DONALD Trump and Barack Obama may be polar opposites but Americans voted for them for essentially the same reason – change. The difference is that, while Obama represented change in the colour of his skin and a message of hope, Trump spells upheaval for the EU and globalisation itself.
Projects like the European Union are anathema to the Trump message of ‘America First’.
In this sense the US has arrived a little late to the party. There is a tide of nationalist populism sweeping across Europe, coming in different guises but with fundamentally the same message – Make Your Own Country Great Again.
Trump is prone to exaggeration but he wasn’t being indulgent when he described his victory as ‘Brexit plus plus plus’. It’s no coincidence that Nigel Farage of the UK Independence Party was the first foreign politician to meet the new president-elect.
Trump’s election was met with outrage and panic in Brussels. By contrast France’s anti-immigration, anti-Islam, anti-EU party, the Front National, celebrated with the message ‘Their world is crumbling…Ours is building.’
Who are ‘they’? The target is clear. Anyone involved in international projects and trade deals. Brussels bureaucrats, the jet-setting corporate class, politicians, those seeking to transform the world ‘the people’ grew up in.
Brexit and Trump’s victory lend credibility to the idea that the EU project has been a catastrophic failure; that the continent is heading in the wrong direction, that immigration, neo-liberalism, single currencies, open borders, and multiculturalism have been terrible mistakes.
Whether or not you supported Brexit, it was striking that during the campaign the pro-EU message was utterly lacking in hope and positivity. The Remain campaign was based on warnings; that it was stupid, backwards, racist, dangerous economic suicide to leave the EU.
In a world dominated by advertising that was sheer folly. People needed to hear a message of self-empowerment, strength and positivity; that things are going to get better, not for African immigrants or gay couples, but for them, and their community.

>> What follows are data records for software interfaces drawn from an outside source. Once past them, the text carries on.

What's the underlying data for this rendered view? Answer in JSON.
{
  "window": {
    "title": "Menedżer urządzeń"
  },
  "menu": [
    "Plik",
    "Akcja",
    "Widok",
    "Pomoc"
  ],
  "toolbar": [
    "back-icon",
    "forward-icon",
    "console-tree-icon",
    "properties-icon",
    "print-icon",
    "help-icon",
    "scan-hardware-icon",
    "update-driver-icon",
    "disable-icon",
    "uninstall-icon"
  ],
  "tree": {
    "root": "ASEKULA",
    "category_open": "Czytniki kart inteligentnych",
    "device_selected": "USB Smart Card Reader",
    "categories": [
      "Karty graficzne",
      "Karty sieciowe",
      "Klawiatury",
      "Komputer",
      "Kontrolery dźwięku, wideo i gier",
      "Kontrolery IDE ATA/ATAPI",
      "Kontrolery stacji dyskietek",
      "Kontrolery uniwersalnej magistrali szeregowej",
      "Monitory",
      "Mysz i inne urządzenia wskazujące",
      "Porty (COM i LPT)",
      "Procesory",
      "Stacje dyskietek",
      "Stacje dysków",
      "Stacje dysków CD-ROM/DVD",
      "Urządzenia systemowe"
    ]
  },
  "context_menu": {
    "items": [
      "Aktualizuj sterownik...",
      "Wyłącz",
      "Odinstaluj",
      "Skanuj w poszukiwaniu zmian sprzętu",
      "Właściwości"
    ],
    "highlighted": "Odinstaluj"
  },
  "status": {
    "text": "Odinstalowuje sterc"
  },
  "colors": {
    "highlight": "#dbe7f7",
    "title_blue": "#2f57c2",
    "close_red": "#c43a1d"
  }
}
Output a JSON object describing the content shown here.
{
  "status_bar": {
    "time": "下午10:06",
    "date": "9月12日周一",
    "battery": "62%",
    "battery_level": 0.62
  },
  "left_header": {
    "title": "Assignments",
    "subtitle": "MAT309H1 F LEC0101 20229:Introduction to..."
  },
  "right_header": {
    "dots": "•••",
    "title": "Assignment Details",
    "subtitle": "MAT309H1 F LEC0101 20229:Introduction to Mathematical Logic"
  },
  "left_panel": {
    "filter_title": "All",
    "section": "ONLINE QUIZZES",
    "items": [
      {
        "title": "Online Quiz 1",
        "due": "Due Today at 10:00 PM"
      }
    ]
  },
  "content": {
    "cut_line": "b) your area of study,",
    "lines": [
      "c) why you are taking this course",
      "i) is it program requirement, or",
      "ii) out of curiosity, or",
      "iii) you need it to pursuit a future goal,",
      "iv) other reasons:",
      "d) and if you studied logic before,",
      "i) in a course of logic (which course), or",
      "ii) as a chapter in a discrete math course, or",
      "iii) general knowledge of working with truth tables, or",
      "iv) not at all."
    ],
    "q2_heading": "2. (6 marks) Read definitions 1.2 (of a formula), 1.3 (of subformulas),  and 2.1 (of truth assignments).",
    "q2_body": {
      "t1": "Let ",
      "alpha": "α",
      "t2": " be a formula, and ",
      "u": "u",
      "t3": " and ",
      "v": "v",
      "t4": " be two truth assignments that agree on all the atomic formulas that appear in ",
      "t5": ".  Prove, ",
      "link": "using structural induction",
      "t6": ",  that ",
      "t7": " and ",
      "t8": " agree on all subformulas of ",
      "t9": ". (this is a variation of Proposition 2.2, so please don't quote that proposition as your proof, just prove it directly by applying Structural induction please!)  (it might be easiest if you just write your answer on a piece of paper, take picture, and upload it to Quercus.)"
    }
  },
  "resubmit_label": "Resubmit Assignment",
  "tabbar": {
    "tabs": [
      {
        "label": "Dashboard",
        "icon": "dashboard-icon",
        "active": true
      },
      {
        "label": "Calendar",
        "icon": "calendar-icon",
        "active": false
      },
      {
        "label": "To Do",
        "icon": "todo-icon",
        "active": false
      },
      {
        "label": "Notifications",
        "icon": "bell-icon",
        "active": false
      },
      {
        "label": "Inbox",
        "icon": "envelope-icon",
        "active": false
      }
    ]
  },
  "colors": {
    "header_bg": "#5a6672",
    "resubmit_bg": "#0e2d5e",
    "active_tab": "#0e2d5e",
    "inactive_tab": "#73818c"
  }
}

The new battle in Europe will be over who can best express that message. Will it be the anti-establishment socialism of Podemos in Spain? Or the ethnic nationalism of Alterative for Germany?
Either way the picture doesn’t look good for the EU. What Trump’s success means is that expats hoping for a ‘soft-Brexit’, or even a reversal of the referendum result, shouldn’t hold their breath.
The question is no longer ‘what kind of deal will Britain sign with Europe?’ It is ‘will the EU survive?’
The rules of the game have changed because the entire post-war consensus has broken down.
Instead of two dozen countries with shared values forming an ever closer union, we have powerful anti-EU movements in England, France, Germany, Hungary, Sweden, Slovakia, Austria, and Holland.
The same strain of nationalist populism has been unleashed by Putin’s Russia since the turn of the millennium, and has now seized the greatest prize of all – the White House.
That’s not to say World War III or 21st century fascism is upon us. Clearly things had to change. Perhaps we really were sleepwalking into the abyss.
But in this brave new world the old priorities no longer hold sway. In a populist climate the interests of expats are about as important as those of illegal immigrants.
Questions of cross-border health care, pension plans and tax will take a backseat as the EU and Europe is forced to confront its very identity.
EU civil servants will go into survival mode as movements across the continent actively try to cut down its infrastructure.
That will be music to the ears of millions of people who will think they are slaying the beast. But for expats it could mark the demolition of decades of essential legislation that underpins their life abroad.
Expats are at risk of becoming stateless people with no polling booth to go to, no body of law to point to for help – post-passport souls adrift in a world where identity suddenly counts more than ever.
Trump’s victory shows that nothing should be taken for granted. A grand sentiment to be sure, but a very dangerous one for the EU.